• **Assignment**: An exact copy of every record is needed, with all pictures omitted.
● ● ● ●
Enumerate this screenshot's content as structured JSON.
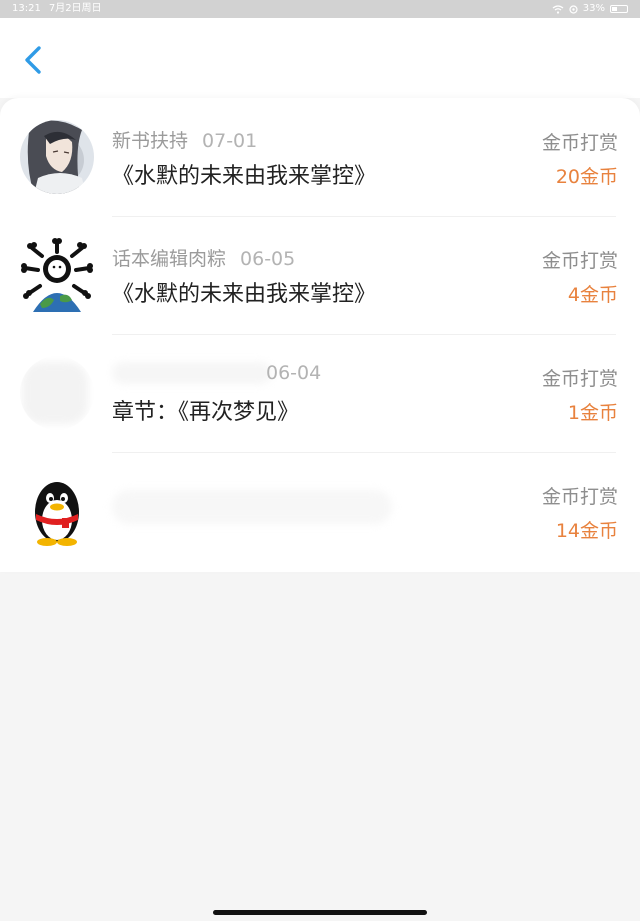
{
  "status_bar": {
    "time": "13:21",
    "date": "7月2日周日",
    "battery": "33%"
  },
  "header": {
    "back_icon": "chevron-left-icon"
  },
  "colors": {
    "accent_blue": "#2f9be6",
    "reward_orange": "#e8823e"
  },
  "records": [
    {
      "user": "新书扶持",
      "date": "07-01",
      "title": "《水默的未来由我来掌控》",
      "reward_label": "金币打赏",
      "amount": "20金币",
      "avatar": "anime-character-avatar"
    },
    {
      "user": "话本编辑肉粽",
      "date": "06-05",
      "title": "《水默的未来由我来掌控》",
      "reward_label": "金币打赏",
      "amount": "4金币",
      "avatar": "bone-earth-avatar"
    },
    {
      "user": "",
      "date": "06-04",
      "title": "章节：《再次梦见》",
      "reward_label": "金币打赏",
      "amount": "1金币",
      "avatar": "blurred-avatar"
    },
    {
      "user": "",
      "date": "",
      "title": "",
      "reward_label": "金币打赏",
      "amount": "14金币",
      "avatar": "penguin-avatar"
    }
  ]
}
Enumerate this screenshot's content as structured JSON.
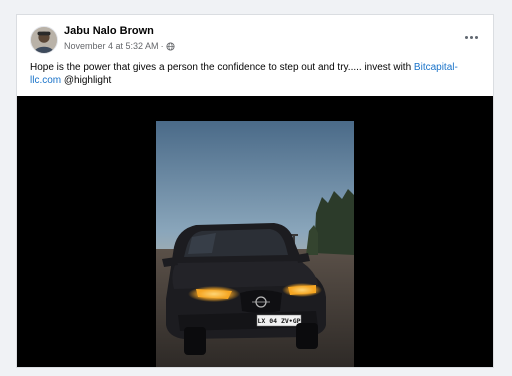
{
  "post": {
    "author": "Jabu Nalo Brown",
    "timestamp": "November 4 at 5:32 AM",
    "separator": "·",
    "privacy_icon": "globe-icon",
    "more_icon": "more-options-icon",
    "text_before_link": "Hope is the power that gives a person the confidence to step out and try..... invest with ",
    "link_text": "Bitcapital-llc.com",
    "text_after_link": " @highlight",
    "link_color": "#1a73c9"
  },
  "media": {
    "type": "video",
    "plate_text": "LX 04 ZV•GP"
  },
  "colors": {
    "page_background": "#f0f2f5",
    "card_background": "#ffffff",
    "media_background": "#000000",
    "headlight": "#f5a623"
  }
}
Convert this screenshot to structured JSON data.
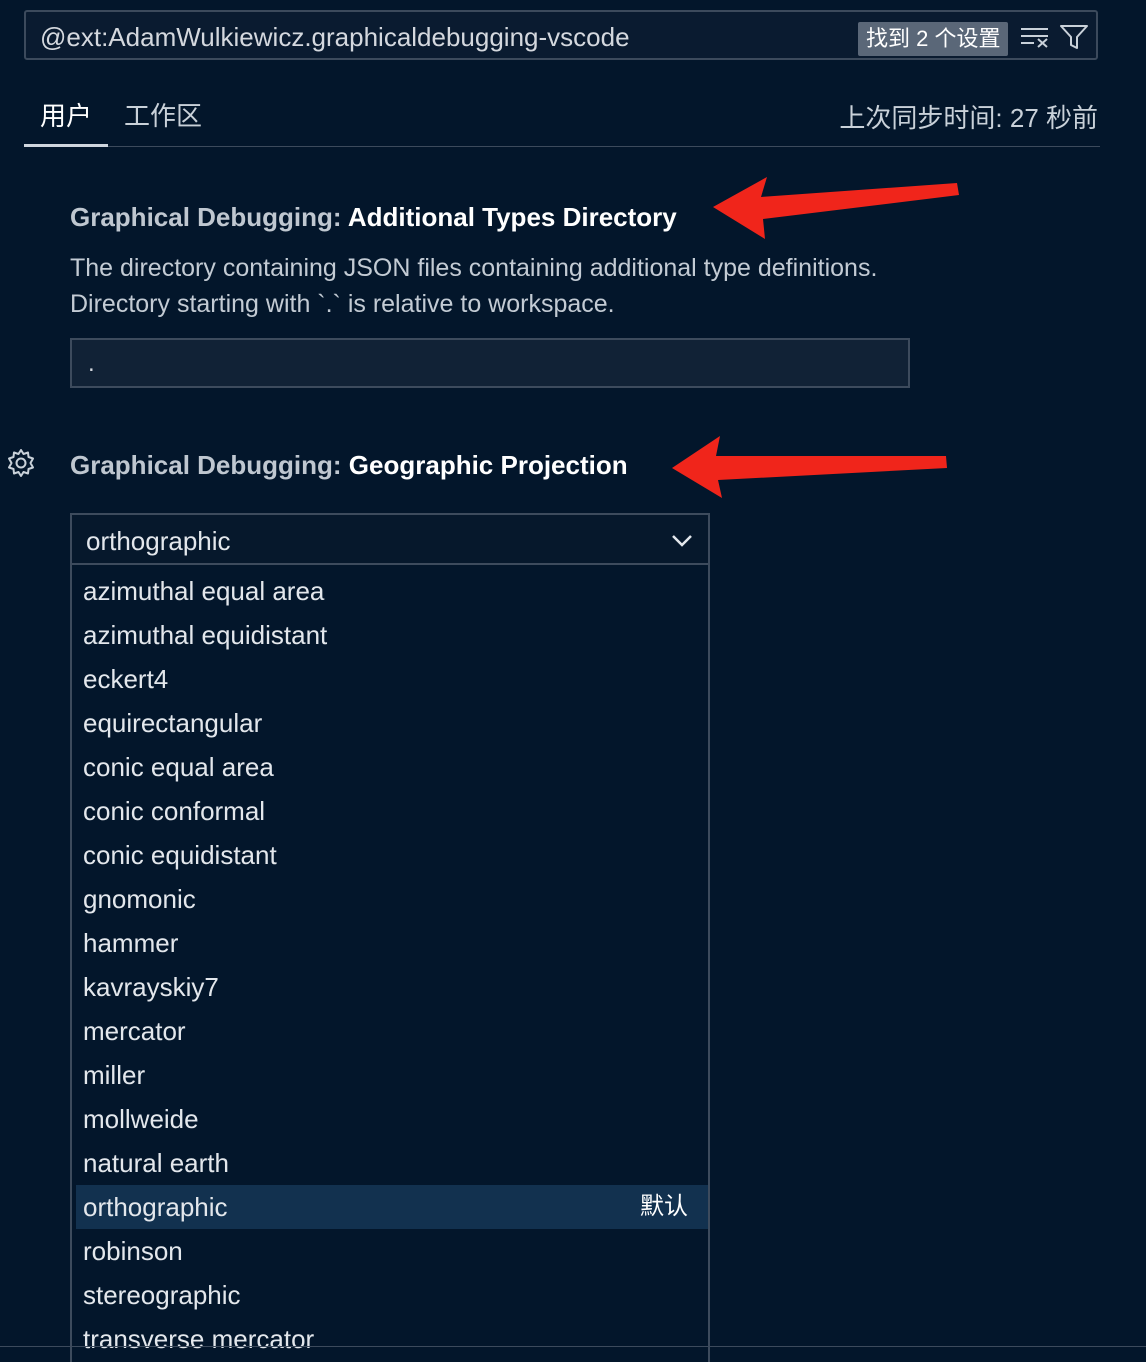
{
  "search": {
    "query": "@ext:AdamWulkiewicz.graphicaldebugging-vscode",
    "found_badge": "找到 2 个设置",
    "clear_icon": "clear-filter-icon",
    "filter_icon": "filter-icon"
  },
  "tabs": [
    {
      "label": "用户",
      "active": true
    },
    {
      "label": "工作区",
      "active": false
    }
  ],
  "sync_status": "上次同步时间: 27 秒前",
  "settings": [
    {
      "category": "Graphical Debugging: ",
      "name": "Additional Types Directory",
      "description_lines": [
        "The directory containing JSON files containing additional type definitions.",
        "Directory starting with `.` is relative to workspace."
      ],
      "value": "."
    },
    {
      "category": "Graphical Debugging: ",
      "name": "Geographic Projection",
      "value": "orthographic",
      "gear_icon": "gear-icon",
      "options": [
        {
          "label": "azimuthal equal area"
        },
        {
          "label": "azimuthal equidistant"
        },
        {
          "label": "eckert4"
        },
        {
          "label": "equirectangular"
        },
        {
          "label": "conic equal area"
        },
        {
          "label": "conic conformal"
        },
        {
          "label": "conic equidistant"
        },
        {
          "label": "gnomonic"
        },
        {
          "label": "hammer"
        },
        {
          "label": "kavrayskiy7"
        },
        {
          "label": "mercator"
        },
        {
          "label": "miller"
        },
        {
          "label": "mollweide"
        },
        {
          "label": "natural earth"
        },
        {
          "label": "orthographic",
          "selected": true,
          "tag": "默认"
        },
        {
          "label": "robinson"
        },
        {
          "label": "stereographic"
        },
        {
          "label": "transverse mercator"
        }
      ]
    }
  ],
  "colors": {
    "background": "#03162b",
    "annotation_arrow": "#f0251b",
    "selected_option": "#12314f"
  }
}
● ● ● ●
• **The answer**:
Enumerate this screenshot's content as structured JSON.
{
  "status_bar": {
    "time": "13:21",
    "date": "7月2日周日",
    "battery": "33%"
  },
  "header": {
    "back_icon": "chevron-left-icon"
  },
  "colors": {
    "accent_blue": "#2f9be6",
    "reward_orange": "#e8823e"
  },
  "records": [
    {
      "user": "新书扶持",
      "date": "07-01",
      "title": "《水默的未来由我来掌控》",
      "reward_label": "金币打赏",
      "amount": "20金币",
      "avatar": "anime-character-avatar"
    },
    {
      "user": "话本编辑肉粽",
      "date": "06-05",
      "title": "《水默的未来由我来掌控》",
      "reward_label": "金币打赏",
      "amount": "4金币",
      "avatar": "bone-earth-avatar"
    },
    {
      "user": "",
      "date": "06-04",
      "title": "章节：《再次梦见》",
      "reward_label": "金币打赏",
      "amount": "1金币",
      "avatar": "blurred-avatar"
    },
    {
      "user": "",
      "date": "",
      "title": "",
      "reward_label": "金币打赏",
      "amount": "14金币",
      "avatar": "penguin-avatar"
    }
  ]
}
Enumerate this screenshot's content as structured JSON.
{
  "post": {
    "author": "Jabu Nalo Brown",
    "timestamp": "November 4 at 5:32 AM",
    "separator": "·",
    "privacy_icon": "globe-icon",
    "more_icon": "more-options-icon",
    "text_before_link": "Hope is the power that gives a person the confidence to step out and try..... invest with ",
    "link_text": "Bitcapital-llc.com",
    "text_after_link": " @highlight",
    "link_color": "#1a73c9"
  },
  "media": {
    "type": "video",
    "plate_text": "LX 04 ZV•GP"
  },
  "colors": {
    "page_background": "#f0f2f5",
    "card_background": "#ffffff",
    "media_background": "#000000",
    "headlight": "#f5a623"
  }
}
Convert this screenshot to structured JSON data.
{
  "search": {
    "query": "@ext:AdamWulkiewicz.graphicaldebugging-vscode",
    "found_badge": "找到 2 个设置",
    "clear_icon": "clear-filter-icon",
    "filter_icon": "filter-icon"
  },
  "tabs": [
    {
      "label": "用户",
      "active": true
    },
    {
      "label": "工作区",
      "active": false
    }
  ],
  "sync_status": "上次同步时间: 27 秒前",
  "settings": [
    {
      "category": "Graphical Debugging: ",
      "name": "Additional Types Directory",
      "description_lines": [
        "The directory containing JSON files containing additional type definitions.",
        "Directory starting with `.` is relative to workspace."
      ],
      "value": "."
    },
    {
      "category": "Graphical Debugging: ",
      "name": "Geographic Projection",
      "value": "orthographic",
      "gear_icon": "gear-icon",
      "options": [
        {
          "label": "azimuthal equal area"
        },
        {
          "label": "azimuthal equidistant"
        },
        {
          "label": "eckert4"
        },
        {
          "label": "equirectangular"
        },
        {
          "label": "conic equal area"
        },
        {
          "label": "conic conformal"
        },
        {
          "label": "conic equidistant"
        },
        {
          "label": "gnomonic"
        },
        {
          "label": "hammer"
        },
        {
          "label": "kavrayskiy7"
        },
        {
          "label": "mercator"
        },
        {
          "label": "miller"
        },
        {
          "label": "mollweide"
        },
        {
          "label": "natural earth"
        },
        {
          "label": "orthographic",
          "selected": true,
          "tag": "默认"
        },
        {
          "label": "robinson"
        },
        {
          "label": "stereographic"
        },
        {
          "label": "transverse mercator"
        }
      ]
    }
  ],
  "colors": {
    "background": "#03162b",
    "annotation_arrow": "#f0251b",
    "selected_option": "#12314f"
  }
}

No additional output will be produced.